Become a Better Version of Yourself with Thomas Pembroke
Once you realize how far you’re able to go, it’s just a matter of challenging yourself enough to surpass that, but just what are the ways to go about that?
On today’s show, David’s guest is Thomas Pembroke, a long distance swimmer, the second Australian and the 13th person in history, being the youngest person ever to complete the Oceans Seven challenge while helping to raise money for charity - Kiss Goodbye to MS and the Kids Cancer Project.
Growing up, he always loved sport, and sports would always run in his blood ever since his Rugby League days. Nowadays however, he’s working full time while studying. He’s currently on the last year of his law degree and does part time teaching too.
Having survived a personal crisis in his life and as he’d always been a good swimmer and good with cold water, he moved to England to teach there for a year, but the main reason for the move was his plan to swim the English Channel.
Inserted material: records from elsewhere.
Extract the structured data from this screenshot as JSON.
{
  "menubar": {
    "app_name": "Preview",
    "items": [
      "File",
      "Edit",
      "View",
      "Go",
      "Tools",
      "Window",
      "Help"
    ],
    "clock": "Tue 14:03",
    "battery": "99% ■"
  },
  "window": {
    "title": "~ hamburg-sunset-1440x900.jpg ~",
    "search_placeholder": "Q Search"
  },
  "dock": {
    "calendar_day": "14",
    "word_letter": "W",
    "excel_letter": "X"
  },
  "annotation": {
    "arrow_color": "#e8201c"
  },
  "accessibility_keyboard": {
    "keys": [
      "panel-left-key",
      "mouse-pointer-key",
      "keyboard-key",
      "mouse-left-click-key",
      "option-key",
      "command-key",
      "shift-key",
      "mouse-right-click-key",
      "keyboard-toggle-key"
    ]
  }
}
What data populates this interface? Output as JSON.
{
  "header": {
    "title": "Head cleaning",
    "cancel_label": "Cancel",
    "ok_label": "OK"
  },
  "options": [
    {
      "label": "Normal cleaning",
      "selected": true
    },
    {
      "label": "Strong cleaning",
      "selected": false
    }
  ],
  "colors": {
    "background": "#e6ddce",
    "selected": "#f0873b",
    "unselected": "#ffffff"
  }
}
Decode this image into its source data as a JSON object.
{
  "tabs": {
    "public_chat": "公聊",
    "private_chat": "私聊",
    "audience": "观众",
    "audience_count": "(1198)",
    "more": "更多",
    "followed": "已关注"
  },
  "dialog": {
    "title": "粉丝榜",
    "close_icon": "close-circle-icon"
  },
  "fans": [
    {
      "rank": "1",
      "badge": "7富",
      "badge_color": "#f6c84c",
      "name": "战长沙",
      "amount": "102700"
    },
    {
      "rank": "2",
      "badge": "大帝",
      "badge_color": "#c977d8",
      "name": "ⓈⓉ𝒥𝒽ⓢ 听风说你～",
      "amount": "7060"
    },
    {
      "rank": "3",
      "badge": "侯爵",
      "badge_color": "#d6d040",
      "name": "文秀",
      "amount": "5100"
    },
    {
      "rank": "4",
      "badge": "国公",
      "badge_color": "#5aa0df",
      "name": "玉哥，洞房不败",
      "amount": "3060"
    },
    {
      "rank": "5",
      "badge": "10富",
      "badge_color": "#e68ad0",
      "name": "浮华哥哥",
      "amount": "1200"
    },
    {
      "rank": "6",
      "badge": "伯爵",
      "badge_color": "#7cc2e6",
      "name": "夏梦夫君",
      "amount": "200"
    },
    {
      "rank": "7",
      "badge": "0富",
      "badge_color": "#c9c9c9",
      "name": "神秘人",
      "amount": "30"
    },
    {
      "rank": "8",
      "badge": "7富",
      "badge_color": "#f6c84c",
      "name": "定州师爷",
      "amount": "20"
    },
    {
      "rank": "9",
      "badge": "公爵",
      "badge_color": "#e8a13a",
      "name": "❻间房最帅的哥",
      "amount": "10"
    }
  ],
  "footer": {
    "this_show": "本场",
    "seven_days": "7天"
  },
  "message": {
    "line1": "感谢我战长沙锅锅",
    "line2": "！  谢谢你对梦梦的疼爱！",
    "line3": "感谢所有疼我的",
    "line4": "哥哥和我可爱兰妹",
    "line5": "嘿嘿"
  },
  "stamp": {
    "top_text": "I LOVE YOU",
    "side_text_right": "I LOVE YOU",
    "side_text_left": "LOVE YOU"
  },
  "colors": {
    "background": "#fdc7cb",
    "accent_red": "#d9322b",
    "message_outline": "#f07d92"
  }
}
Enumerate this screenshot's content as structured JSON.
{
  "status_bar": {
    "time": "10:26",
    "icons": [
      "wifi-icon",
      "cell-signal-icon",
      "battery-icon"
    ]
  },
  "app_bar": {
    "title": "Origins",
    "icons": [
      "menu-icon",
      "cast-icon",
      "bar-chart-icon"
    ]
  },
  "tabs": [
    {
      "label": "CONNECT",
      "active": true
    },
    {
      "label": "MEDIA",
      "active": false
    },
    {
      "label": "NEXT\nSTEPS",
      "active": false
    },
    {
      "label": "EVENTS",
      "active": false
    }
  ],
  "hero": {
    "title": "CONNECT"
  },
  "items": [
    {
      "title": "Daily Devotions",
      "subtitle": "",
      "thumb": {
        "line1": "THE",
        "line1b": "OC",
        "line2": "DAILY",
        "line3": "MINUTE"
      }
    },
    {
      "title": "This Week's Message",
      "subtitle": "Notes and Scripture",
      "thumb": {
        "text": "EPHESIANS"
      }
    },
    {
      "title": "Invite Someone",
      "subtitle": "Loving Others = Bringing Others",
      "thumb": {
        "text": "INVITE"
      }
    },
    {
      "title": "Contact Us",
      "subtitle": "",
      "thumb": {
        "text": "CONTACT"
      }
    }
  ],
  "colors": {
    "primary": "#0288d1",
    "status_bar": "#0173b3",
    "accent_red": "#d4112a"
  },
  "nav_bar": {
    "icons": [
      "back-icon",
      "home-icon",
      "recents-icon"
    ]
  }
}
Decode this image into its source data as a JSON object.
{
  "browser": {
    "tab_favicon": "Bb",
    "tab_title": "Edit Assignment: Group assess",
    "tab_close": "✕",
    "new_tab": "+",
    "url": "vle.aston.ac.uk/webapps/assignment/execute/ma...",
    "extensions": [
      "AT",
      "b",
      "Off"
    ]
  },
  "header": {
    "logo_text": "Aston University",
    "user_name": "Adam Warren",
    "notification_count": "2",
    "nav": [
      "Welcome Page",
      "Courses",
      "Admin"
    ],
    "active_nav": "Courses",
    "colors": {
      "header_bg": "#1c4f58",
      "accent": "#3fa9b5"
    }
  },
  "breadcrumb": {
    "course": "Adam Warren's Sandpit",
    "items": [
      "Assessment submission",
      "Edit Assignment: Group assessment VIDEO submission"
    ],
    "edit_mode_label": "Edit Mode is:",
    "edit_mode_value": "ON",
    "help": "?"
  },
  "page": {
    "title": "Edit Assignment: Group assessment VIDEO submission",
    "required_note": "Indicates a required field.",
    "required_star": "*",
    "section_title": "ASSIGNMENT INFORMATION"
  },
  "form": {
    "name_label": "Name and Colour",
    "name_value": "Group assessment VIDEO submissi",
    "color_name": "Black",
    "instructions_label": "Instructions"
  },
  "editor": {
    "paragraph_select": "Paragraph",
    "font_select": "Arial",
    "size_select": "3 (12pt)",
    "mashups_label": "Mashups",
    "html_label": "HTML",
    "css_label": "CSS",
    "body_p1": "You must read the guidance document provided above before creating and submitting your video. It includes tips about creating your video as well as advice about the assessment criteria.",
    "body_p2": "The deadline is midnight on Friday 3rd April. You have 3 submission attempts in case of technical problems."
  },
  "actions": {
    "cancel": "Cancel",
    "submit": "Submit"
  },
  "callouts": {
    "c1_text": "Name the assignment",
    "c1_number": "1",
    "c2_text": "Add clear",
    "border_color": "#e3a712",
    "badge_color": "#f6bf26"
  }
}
The amazing, but not so lengthy preparations for the swim only consisted of three weeks of every day training in really cold water.
It would be an understatement to say that he took the challenge all too lightly, as David and Thomas further discuss the pains that accompanied that historic event. He got stung, threw up, got nauseous and even started to fall asleep in the water until he came upon a school of jellyfish that stung him wide awake. “I was so over pain at that point, they just woke me up, it was kind of like a blessing in disguise.”
When discussing limitations and pushing past them, the ability to overcome obstacles and to see how far you can push yourself is what Thomas enjoys the most. “Swimming taught me to utilize the harder side of me, and you see the rewards come in.”
As for his motivation to keep doing these events - it’s all for charitable causes, for others in need, and helping them is a truly humbling feeling. They’ve been his motivation to push on when it really gets tough in the water, his pain and struggle was temporary, but theirs is often times last an entire life.
The support from his family proved to be invaluable in achieving a lot of his projects. It can be difficult to organize the logistics around endurance swimming, but for Thomas, every single member on his support team played a crucial role, his father - a doctor, and his mother for emotional support with the rest of the family always there to make up for good bonding experience every time.
Speaking of future challenges, Thomas is eyeing up climbing Mount Everest - something that his family currently is strongly against. Either way, he’s planning extensive three-month preparations around England, learning climbing techniques, and he’s willing to put up a lot of effort and sacrifice in hopes of figuring out a way.
Thomas’ challenge for YOU over the coming week: “Do something that you know will benefit your life in a week. Doesn’t matter how small it is, but as long as it’s something productive to your life - not drinking, not having a cigarette, staying up an hour extra on work to catch up… I give myself three daily goals - I find that I get serious enjoyment out of the tiny little things, and in the long term, if you’re succeeding with tiny goals, they’ll make you more successful with bigger goals.”